→ WHAT YOU ARE ASKED TO DO
Nothing but an exact repetition of the entries should appear in the answer.

→ EXTRACTED ENTRIES

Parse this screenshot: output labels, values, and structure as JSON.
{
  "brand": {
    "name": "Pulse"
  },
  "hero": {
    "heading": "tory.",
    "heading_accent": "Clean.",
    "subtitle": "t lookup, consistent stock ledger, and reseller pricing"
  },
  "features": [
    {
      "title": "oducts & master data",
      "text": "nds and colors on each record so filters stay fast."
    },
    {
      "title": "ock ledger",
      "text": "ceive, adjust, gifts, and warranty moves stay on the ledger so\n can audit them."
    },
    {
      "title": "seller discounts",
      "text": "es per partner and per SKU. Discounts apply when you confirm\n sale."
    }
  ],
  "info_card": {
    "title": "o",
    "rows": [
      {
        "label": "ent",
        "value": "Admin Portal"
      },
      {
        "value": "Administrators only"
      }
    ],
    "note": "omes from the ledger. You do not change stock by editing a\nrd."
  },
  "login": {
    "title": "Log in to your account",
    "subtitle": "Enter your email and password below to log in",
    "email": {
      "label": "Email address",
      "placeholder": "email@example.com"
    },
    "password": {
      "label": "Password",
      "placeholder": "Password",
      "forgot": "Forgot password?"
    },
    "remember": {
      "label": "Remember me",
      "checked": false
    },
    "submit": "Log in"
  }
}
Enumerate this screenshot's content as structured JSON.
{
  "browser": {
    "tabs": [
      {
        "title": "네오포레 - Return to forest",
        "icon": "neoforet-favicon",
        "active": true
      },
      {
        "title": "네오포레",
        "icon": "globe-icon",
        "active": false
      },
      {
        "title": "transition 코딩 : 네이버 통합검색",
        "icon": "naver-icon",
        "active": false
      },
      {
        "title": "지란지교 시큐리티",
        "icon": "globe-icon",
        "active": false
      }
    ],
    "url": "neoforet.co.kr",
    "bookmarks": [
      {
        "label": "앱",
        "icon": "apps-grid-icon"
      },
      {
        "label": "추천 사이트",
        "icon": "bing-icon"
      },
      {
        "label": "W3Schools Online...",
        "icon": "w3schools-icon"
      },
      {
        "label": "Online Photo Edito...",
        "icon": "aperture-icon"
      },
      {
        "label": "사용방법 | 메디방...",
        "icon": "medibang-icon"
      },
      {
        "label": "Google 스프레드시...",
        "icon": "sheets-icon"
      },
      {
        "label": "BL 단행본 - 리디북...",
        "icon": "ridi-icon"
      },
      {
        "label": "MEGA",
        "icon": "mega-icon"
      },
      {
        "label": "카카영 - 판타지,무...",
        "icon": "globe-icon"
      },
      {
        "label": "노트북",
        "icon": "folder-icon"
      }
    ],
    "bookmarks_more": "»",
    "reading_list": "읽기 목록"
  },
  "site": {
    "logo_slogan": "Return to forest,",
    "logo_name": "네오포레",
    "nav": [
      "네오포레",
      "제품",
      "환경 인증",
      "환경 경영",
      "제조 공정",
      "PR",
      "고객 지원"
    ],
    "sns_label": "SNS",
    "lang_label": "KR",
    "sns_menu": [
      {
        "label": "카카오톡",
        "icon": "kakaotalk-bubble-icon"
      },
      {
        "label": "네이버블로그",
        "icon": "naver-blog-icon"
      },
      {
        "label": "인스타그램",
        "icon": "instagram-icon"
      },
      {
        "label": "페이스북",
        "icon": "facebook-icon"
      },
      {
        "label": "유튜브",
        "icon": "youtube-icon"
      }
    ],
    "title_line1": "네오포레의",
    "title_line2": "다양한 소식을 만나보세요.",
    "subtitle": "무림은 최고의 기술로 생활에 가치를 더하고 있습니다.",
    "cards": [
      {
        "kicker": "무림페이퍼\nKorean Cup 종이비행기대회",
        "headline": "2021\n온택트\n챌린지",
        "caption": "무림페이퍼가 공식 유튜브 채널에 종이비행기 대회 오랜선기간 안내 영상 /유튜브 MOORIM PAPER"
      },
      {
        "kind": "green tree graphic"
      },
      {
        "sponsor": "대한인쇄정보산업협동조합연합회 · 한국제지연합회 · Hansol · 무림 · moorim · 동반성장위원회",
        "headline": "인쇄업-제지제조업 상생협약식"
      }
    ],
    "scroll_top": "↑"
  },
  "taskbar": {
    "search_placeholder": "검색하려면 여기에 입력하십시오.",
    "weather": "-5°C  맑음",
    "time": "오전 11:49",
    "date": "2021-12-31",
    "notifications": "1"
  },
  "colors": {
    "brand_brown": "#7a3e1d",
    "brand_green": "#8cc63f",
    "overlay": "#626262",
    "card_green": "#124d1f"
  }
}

→ YOUR RESPONSE
Parse this screenshot: output labels, values, and structure as JSON.
{
  "brand": {
    "name": "Pulse"
  },
  "hero": {
    "heading": "tory.",
    "heading_accent": "Clean.",
    "subtitle": "t lookup, consistent stock ledger, and reseller pricing"
  },
  "features": [
    {
      "title": "oducts & master data",
      "text": "nds and colors on each record so filters stay fast."
    },
    {
      "title": "ock ledger",
      "text": "ceive, adjust, gifts, and warranty moves stay on the ledger so\n can audit them."
    },
    {
      "title": "seller discounts",
      "text": "es per partner and per SKU. Discounts apply when you confirm\n sale."
    }
  ],
  "info_card": {
    "title": "o",
    "rows": [
      {
        "label": "ent",
        "value": "Admin Portal"
      },
      {
        "value": "Administrators only"
      }
    ],
    "note": "omes from the ledger. You do not change stock by editing a\nrd."
  },
  "login": {
    "title": "Log in to your account",
    "subtitle": "Enter your email and password below to log in",
    "email": {
      "label": "Email address",
      "placeholder": "email@example.com"
    },
    "password": {
      "label": "Password",
      "placeholder": "Password",
      "forgot": "Forgot password?"
    },
    "remember": {
      "label": "Remember me",
      "checked": false
    },
    "submit": "Log in"
  }
}
Enumerate this screenshot's content as structured JSON.
{
  "browser": {
    "tabs": [
      {
        "title": "네오포레 - Return to forest",
        "icon": "neoforet-favicon",
        "active": true
      },
      {
        "title": "네오포레",
        "icon": "globe-icon",
        "active": false
      },
      {
        "title": "transition 코딩 : 네이버 통합검색",
        "icon": "naver-icon",
        "active": false
      },
      {
        "title": "지란지교 시큐리티",
        "icon": "globe-icon",
        "active": false
      }
    ],
    "url": "neoforet.co.kr",
    "bookmarks": [
      {
        "label": "앱",
        "icon": "apps-grid-icon"
      },
      {
        "label": "추천 사이트",
        "icon": "bing-icon"
      },
      {
        "label": "W3Schools Online...",
        "icon": "w3schools-icon"
      },
      {
        "label": "Online Photo Edito...",
        "icon": "aperture-icon"
      },
      {
        "label": "사용방법 | 메디방...",
        "icon": "medibang-icon"
      },
      {
        "label": "Google 스프레드시...",
        "icon": "sheets-icon"
      },
      {
        "label": "BL 단행본 - 리디북...",
        "icon": "ridi-icon"
      },
      {
        "label": "MEGA",
        "icon": "mega-icon"
      },
      {
        "label": "카카영 - 판타지,무...",
        "icon": "globe-icon"
      },
      {
        "label": "노트북",
        "icon": "folder-icon"
      }
    ],
    "bookmarks_more": "»",
    "reading_list": "읽기 목록"
  },
  "site": {
    "logo_slogan": "Return to forest,",
    "logo_name": "네오포레",
    "nav": [
      "네오포레",
      "제품",
      "환경 인증",
      "환경 경영",
      "제조 공정",
      "PR",
      "고객 지원"
    ],
    "sns_label": "SNS",
    "lang_label": "KR",
    "sns_menu": [
      {
        "label": "카카오톡",
        "icon": "kakaotalk-bubble-icon"
      },
      {
        "label": "네이버블로그",
        "icon": "naver-blog-icon"
      },
      {
        "label": "인스타그램",
        "icon": "instagram-icon"
      },
      {
        "label": "페이스북",
        "icon": "facebook-icon"
      },
      {
        "label": "유튜브",
        "icon": "youtube-icon"
      }
    ],
    "title_line1": "네오포레의",
    "title_line2": "다양한 소식을 만나보세요.",
    "subtitle": "무림은 최고의 기술로 생활에 가치를 더하고 있습니다.",
    "cards": [
      {
        "kicker": "무림페이퍼\nKorean Cup 종이비행기대회",
        "headline": "2021\n온택트\n챌린지",
        "caption": "무림페이퍼가 공식 유튜브 채널에 종이비행기 대회 오랜선기간 안내 영상 /유튜브 MOORIM PAPER"
      },
      {
        "kind": "green tree graphic"
      },
      {
        "sponsor": "대한인쇄정보산업협동조합연합회 · 한국제지연합회 · Hansol · 무림 · moorim · 동반성장위원회",
        "headline": "인쇄업-제지제조업 상생협약식"
      }
    ],
    "scroll_top": "↑"
  },
  "taskbar": {
    "search_placeholder": "검색하려면 여기에 입력하십시오.",
    "weather": "-5°C  맑음",
    "time": "오전 11:49",
    "date": "2021-12-31",
    "notifications": "1"
  },
  "colors": {
    "brand_brown": "#7a3e1d",
    "brand_green": "#8cc63f",
    "overlay": "#626262",
    "card_green": "#124d1f"
  }
}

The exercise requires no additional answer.